First, most teachers have a running list of about 100 tasks to do--all tasks that take energy, concentration and yes, time. One hundred tasks that will improve the work they do for the students they teach--tasks that include correcting papers, editing stories, organizing classroom libraries, developing curriculum, reading children's books, researching the best tools and more.
Second, most teachers are on task with students most of the day leaving little time to reflect on the day's work or plan for the next day. Hence, most of that work gets done in the evenings and/or early morning hours.
Third, most teachers are caring people who make time for family members regularly. We care for our children, spouses, parents, relatives, friends and neighbors. We like helping people. That's why we became teachers and we usually have a long to-do list related to that.
Fourth, we see potential. We know that if we tweak that unit this way; rearrange the desks that way; find a better reading book or use a different video and more, we'll better effect our students' learning and experience of school.
Fifth, we're human and our energy runs out. If you've been teaching a long time, you know how you learn best. You understand how to quickly review, analyze and implement material, and you recognize learning events that are profitable and efficient for you versus those that are time consuming resulting in little gain.
And this brings me to the question of professional development? What are the best ways to learn and grow as a professional educator? What time is well spent, and what time leads to frustration?

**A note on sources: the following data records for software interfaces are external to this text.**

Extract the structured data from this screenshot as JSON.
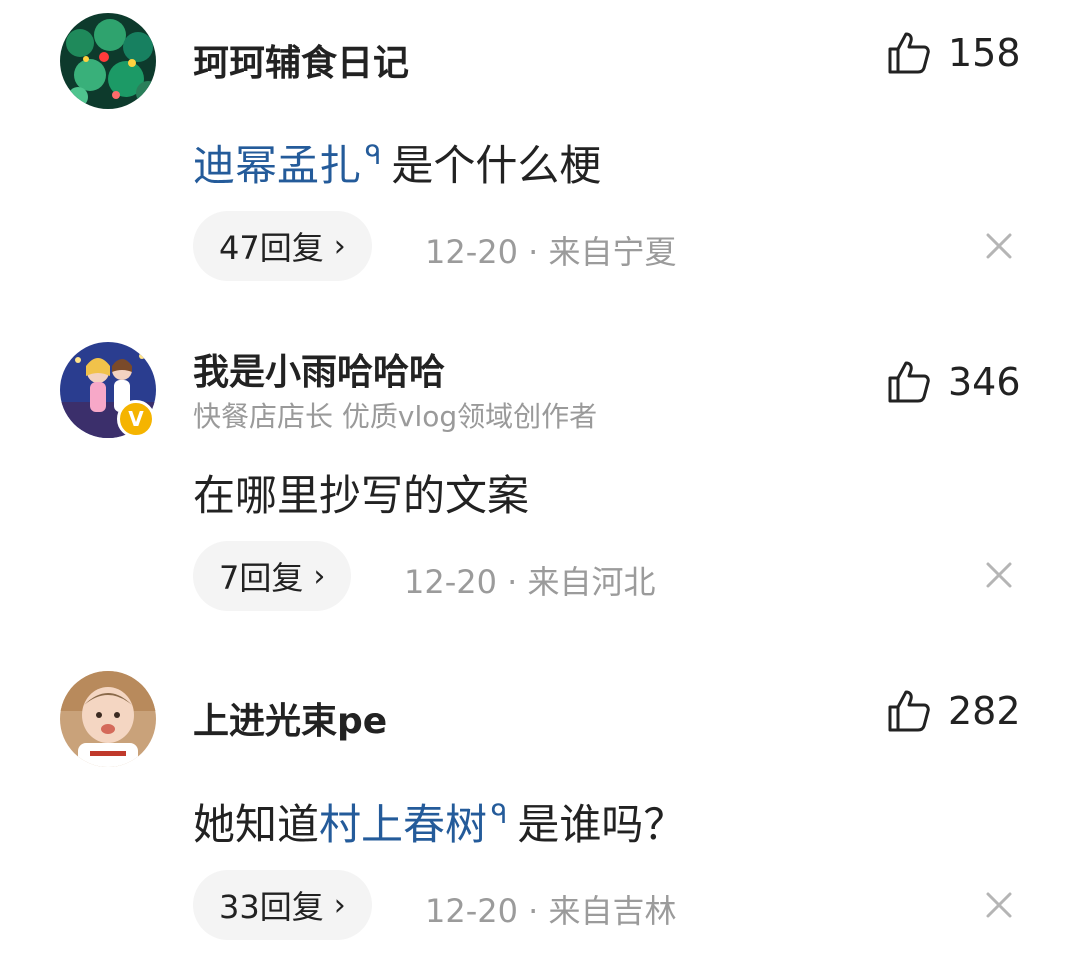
{
  "comments": [
    {
      "username": "珂珂辅食日记",
      "subtitle": "",
      "content_link": "迪幂孟扎",
      "content_text": "是个什么梗",
      "content_prefix": "",
      "replies": "47回复",
      "meta": "12-20 · 来自宁夏",
      "likes": "158"
    },
    {
      "username": "我是小雨哈哈哈",
      "subtitle": "快餐店店长 优质vlog领域创作者",
      "verified_badge": "V",
      "content_prefix": "在哪里抄写的文案",
      "content_link": "",
      "content_text": "",
      "replies": "7回复",
      "meta": "12-20 · 来自河北",
      "likes": "346"
    },
    {
      "username": "上进光束pe",
      "subtitle": "",
      "content_prefix": "她知道",
      "content_link": "村上春树",
      "content_text": "是谁吗？",
      "replies": "33回复",
      "meta": "12-20 · 来自吉林",
      "likes": "282"
    }
  ],
  "icons": {
    "like": "thumbs-up-icon",
    "close": "close-icon",
    "chevron": "chevron-right-icon",
    "search_hint": "search-hint-icon"
  },
  "colors": {
    "link": "#245b9a",
    "meta": "#9b9b9b",
    "reply_bg": "#f4f4f4",
    "badge": "#f5b400"
  }
}
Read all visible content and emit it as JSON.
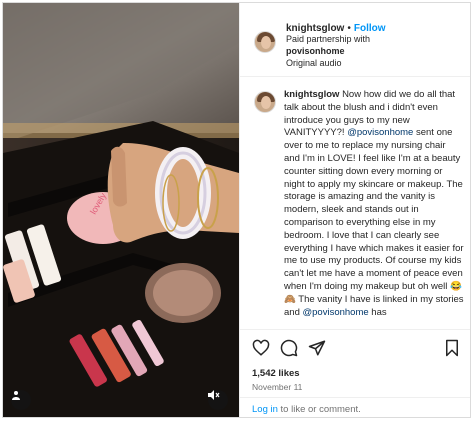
{
  "post": {
    "username": "knightsglow",
    "follow_label": "Follow",
    "separator": "•",
    "partnership_prefix": "Paid partnership with",
    "partner": "povisonhome",
    "audio": "Original audio"
  },
  "caption": {
    "username": "knightsglow",
    "text_1": "Now how did we do all that talk about the blush and i didn't even introduce you guys to my new VANITYYYY?! ",
    "mention_1": "@povisonhome",
    "text_2": " sent one over to me to replace my nursing chair and I'm in LOVE! I feel like I'm at a beauty counter sitting down every morning or night to apply my skincare or makeup. The storage is amazing and the vanity is modern, sleek and stands out in comparison to everything else in my bedroom. I love that I can clearly see everything I have which makes it easier for me to use my products. Of course my kids can't let me have a moment of peace even when I'm doing my makeup but oh well 😂 🙈 The vanity I have is linked in my stories and ",
    "mention_2": "@povisonhome",
    "text_3": " has"
  },
  "engagement": {
    "likes": "1,542 likes",
    "date": "November 11"
  },
  "footer": {
    "login_link": "Log in",
    "login_rest": " to like or comment."
  },
  "icons": {
    "like": "heart-icon",
    "comment": "comment-icon",
    "share": "share-icon",
    "save": "bookmark-icon",
    "audio": "user-tag-icon",
    "mute": "speaker-muted-icon"
  },
  "colors": {
    "link": "#0095f6",
    "mention": "#00376b",
    "text": "#262626",
    "secondary": "#737373"
  }
}
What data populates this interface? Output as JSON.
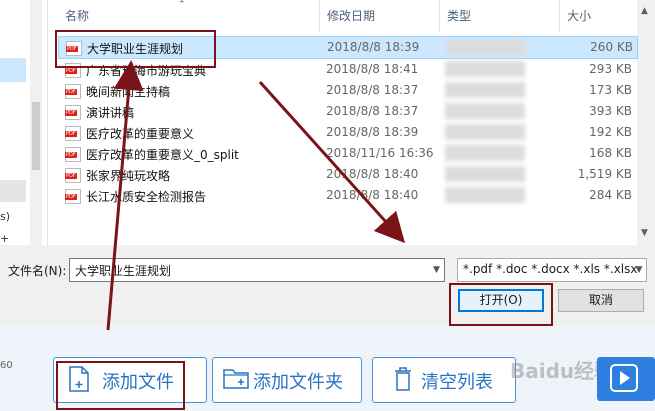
{
  "columns": {
    "name": "名称",
    "date": "修改日期",
    "type": "类型",
    "size": "大小"
  },
  "left_pane": {
    "frag1": "s)",
    "frag2": "+"
  },
  "files": [
    {
      "name": "大学职业生涯规划",
      "date": "2018/8/8 18:39",
      "size": "260 KB",
      "selected": true
    },
    {
      "name": "广东省珠海市游玩宝典",
      "date": "2018/8/8 18:41",
      "size": "293 KB",
      "selected": false
    },
    {
      "name": "晚间新闻主持稿",
      "date": "2018/8/8 18:37",
      "size": "173 KB",
      "selected": false
    },
    {
      "name": "演讲讲稿",
      "date": "2018/8/8 18:37",
      "size": "393 KB",
      "selected": false
    },
    {
      "name": "医疗改革的重要意义",
      "date": "2018/8/8 18:39",
      "size": "192 KB",
      "selected": false
    },
    {
      "name": "医疗改革的重要意义_0_split",
      "date": "2018/11/16 16:36",
      "size": "168 KB",
      "selected": false
    },
    {
      "name": "张家界纯玩攻略",
      "date": "2018/8/8 18:40",
      "size": "1,519 KB",
      "selected": false
    },
    {
      "name": "长江水质安全检测报告",
      "date": "2018/8/8 18:40",
      "size": "284 KB",
      "selected": false
    }
  ],
  "filename": {
    "label": "文件名(N):",
    "value": "大学职业生涯规划"
  },
  "filter": {
    "value": "*.pdf *.doc *.docx *.xls *.xlsx"
  },
  "buttons": {
    "open": "打开(O)",
    "cancel": "取消"
  },
  "app": {
    "add_file": "添加文件",
    "add_folder": "添加文件夹",
    "clear_list": "清空列表",
    "left_text": "60",
    "watermark": "Baidu经验"
  },
  "colors": {
    "selection": "#cce8ff",
    "annotation": "#7b1419",
    "accent": "#0078d7",
    "app_blue": "#2b73c2"
  }
}
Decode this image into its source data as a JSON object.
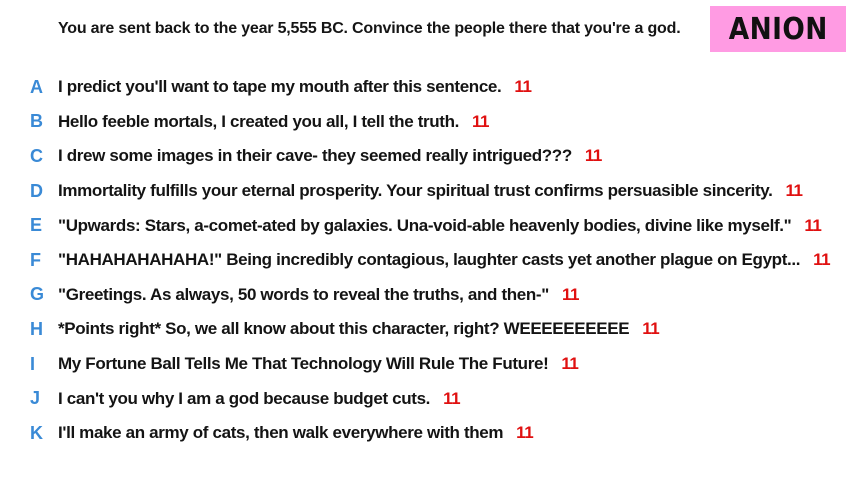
{
  "prompt": "You are sent back to the year 5,555 BC. Convince the people there that you're a god.",
  "badge": {
    "label": "ANION",
    "color": "#ff9be3"
  },
  "colors": {
    "letter": "#3a8ad6",
    "score": "#e01010",
    "text": "#141414"
  },
  "answers": [
    {
      "letter": "A",
      "text": "I predict you'll want to tape my mouth after this sentence.",
      "score": "11"
    },
    {
      "letter": "B",
      "text": "Hello feeble mortals, I created you all, I tell the truth.",
      "score": "11"
    },
    {
      "letter": "C",
      "text": "I drew some images in their cave- they seemed really intrigued???",
      "score": "11"
    },
    {
      "letter": "D",
      "text": "Immortality fulfills your eternal prosperity. Your spiritual trust confirms persuasible sincerity.",
      "score": "11"
    },
    {
      "letter": "E",
      "text": "\"Upwards: Stars, a-comet-ated by galaxies. Una-void-able heavenly bodies, divine like myself.\"",
      "score": "11"
    },
    {
      "letter": "F",
      "text": "\"HAHAHAHAHAHA!\" Being incredibly contagious, laughter casts yet another plague on Egypt...",
      "score": "11"
    },
    {
      "letter": "G",
      "text": "\"Greetings. As always, 50 words to reveal the truths, and then-\"",
      "score": "11"
    },
    {
      "letter": "H",
      "text": "*Points right* So, we all know about this character, right? WEEEEEEEEEE",
      "score": "11"
    },
    {
      "letter": "I",
      "text": "My Fortune Ball Tells Me That Technology Will Rule The Future!",
      "score": "11"
    },
    {
      "letter": "J",
      "text": "I can't you why I am a god because budget cuts.",
      "score": "11"
    },
    {
      "letter": "K",
      "text": "I'll make an army of cats, then walk everywhere with them",
      "score": "11"
    }
  ]
}
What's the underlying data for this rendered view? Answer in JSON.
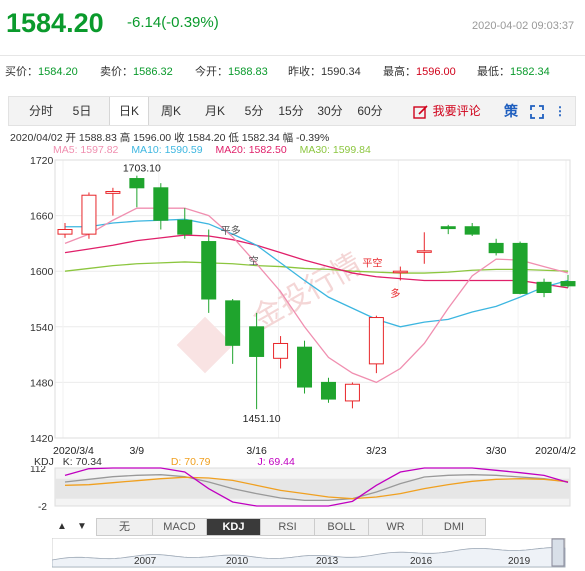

I'm sure there's not one answer to this, but I believe it's an important question to ask because when teachers use their time effectively, students gain and that matters.